▸ YOUR INSTRUCTIONS: Repeat every line of the data exactly, but not the pictures.
AVAILABLE DATA START
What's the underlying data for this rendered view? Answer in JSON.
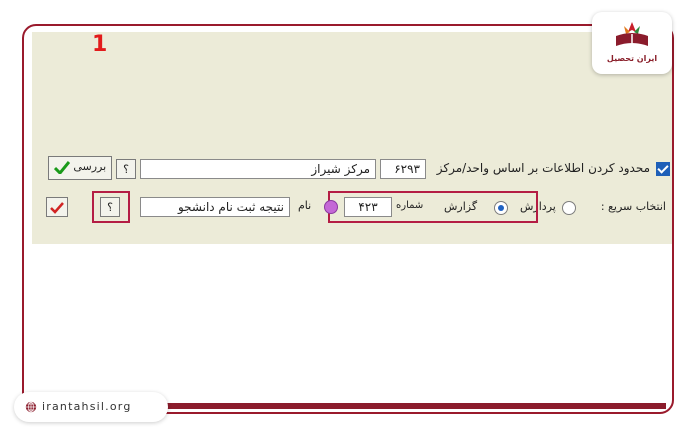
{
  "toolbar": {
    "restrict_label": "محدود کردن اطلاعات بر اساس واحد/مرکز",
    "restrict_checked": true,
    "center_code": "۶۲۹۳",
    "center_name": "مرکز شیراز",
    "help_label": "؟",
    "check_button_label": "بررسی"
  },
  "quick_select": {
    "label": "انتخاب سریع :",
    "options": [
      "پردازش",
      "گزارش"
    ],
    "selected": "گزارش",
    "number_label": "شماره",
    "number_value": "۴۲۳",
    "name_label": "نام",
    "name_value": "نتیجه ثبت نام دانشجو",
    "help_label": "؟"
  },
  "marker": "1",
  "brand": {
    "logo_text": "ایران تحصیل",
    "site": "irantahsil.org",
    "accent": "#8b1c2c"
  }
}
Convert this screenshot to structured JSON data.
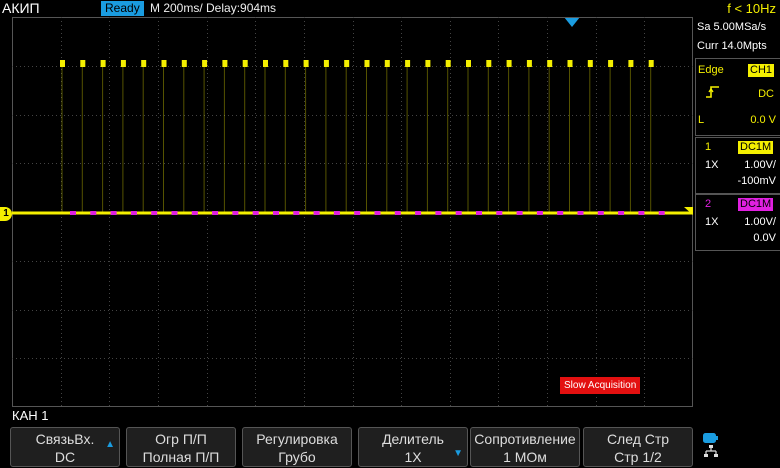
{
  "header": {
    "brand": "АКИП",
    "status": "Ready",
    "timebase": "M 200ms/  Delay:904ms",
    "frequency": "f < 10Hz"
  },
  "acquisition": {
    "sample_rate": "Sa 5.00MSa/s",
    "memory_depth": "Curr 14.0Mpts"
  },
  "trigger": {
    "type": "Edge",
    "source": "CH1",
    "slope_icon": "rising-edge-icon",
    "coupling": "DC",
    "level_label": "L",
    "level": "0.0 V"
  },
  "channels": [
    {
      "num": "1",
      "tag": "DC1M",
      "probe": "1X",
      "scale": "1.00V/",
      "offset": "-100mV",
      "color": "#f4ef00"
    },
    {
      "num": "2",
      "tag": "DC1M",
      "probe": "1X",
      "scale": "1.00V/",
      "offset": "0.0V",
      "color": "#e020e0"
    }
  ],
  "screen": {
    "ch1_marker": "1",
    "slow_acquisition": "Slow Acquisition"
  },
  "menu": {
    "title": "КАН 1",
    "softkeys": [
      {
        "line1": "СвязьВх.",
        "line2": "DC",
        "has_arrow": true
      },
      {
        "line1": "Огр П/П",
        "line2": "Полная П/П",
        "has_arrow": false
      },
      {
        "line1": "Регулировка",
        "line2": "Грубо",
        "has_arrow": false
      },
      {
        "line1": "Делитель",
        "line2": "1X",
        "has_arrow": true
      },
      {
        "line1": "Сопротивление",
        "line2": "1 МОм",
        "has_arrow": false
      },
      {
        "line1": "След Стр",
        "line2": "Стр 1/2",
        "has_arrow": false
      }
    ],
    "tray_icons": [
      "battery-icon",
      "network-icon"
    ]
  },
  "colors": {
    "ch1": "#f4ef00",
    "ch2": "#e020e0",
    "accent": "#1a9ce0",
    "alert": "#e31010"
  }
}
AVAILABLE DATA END
▸ TASK ANSWER:
What's the underlying data for this rendered view? Answer in JSON.
{
  "toolbar": {
    "restrict_label": "محدود کردن اطلاعات بر اساس واحد/مرکز",
    "restrict_checked": true,
    "center_code": "۶۲۹۳",
    "center_name": "مرکز شیراز",
    "help_label": "؟",
    "check_button_label": "بررسی"
  },
  "quick_select": {
    "label": "انتخاب سریع :",
    "options": [
      "پردازش",
      "گزارش"
    ],
    "selected": "گزارش",
    "number_label": "شماره",
    "number_value": "۴۲۳",
    "name_label": "نام",
    "name_value": "نتیجه ثبت نام دانشجو",
    "help_label": "؟"
  },
  "marker": "1",
  "brand": {
    "logo_text": "ایران تحصیل",
    "site": "irantahsil.org",
    "accent": "#8b1c2c"
  }
}
Convert this screenshot to structured JSON data.
{
  "header": {
    "brand": "АКИП",
    "status": "Ready",
    "timebase": "M 200ms/  Delay:904ms",
    "frequency": "f < 10Hz"
  },
  "acquisition": {
    "sample_rate": "Sa 5.00MSa/s",
    "memory_depth": "Curr 14.0Mpts"
  },
  "trigger": {
    "type": "Edge",
    "source": "CH1",
    "slope_icon": "rising-edge-icon",
    "coupling": "DC",
    "level_label": "L",
    "level": "0.0 V"
  },
  "channels": [
    {
      "num": "1",
      "tag": "DC1M",
      "probe": "1X",
      "scale": "1.00V/",
      "offset": "-100mV",
      "color": "#f4ef00"
    },
    {
      "num": "2",
      "tag": "DC1M",
      "probe": "1X",
      "scale": "1.00V/",
      "offset": "0.0V",
      "color": "#e020e0"
    }
  ],
  "screen": {
    "ch1_marker": "1",
    "slow_acquisition": "Slow Acquisition"
  },
  "menu": {
    "title": "КАН 1",
    "softkeys": [
      {
        "line1": "СвязьВх.",
        "line2": "DC",
        "has_arrow": true
      },
      {
        "line1": "Огр П/П",
        "line2": "Полная П/П",
        "has_arrow": false
      },
      {
        "line1": "Регулировка",
        "line2": "Грубо",
        "has_arrow": false
      },
      {
        "line1": "Делитель",
        "line2": "1X",
        "has_arrow": true
      },
      {
        "line1": "Сопротивление",
        "line2": "1 МОм",
        "has_arrow": false
      },
      {
        "line1": "След Стр",
        "line2": "Стр 1/2",
        "has_arrow": false
      }
    ],
    "tray_icons": [
      "battery-icon",
      "network-icon"
    ]
  },
  "colors": {
    "ch1": "#f4ef00",
    "ch2": "#e020e0",
    "accent": "#1a9ce0",
    "alert": "#e31010"
  }
}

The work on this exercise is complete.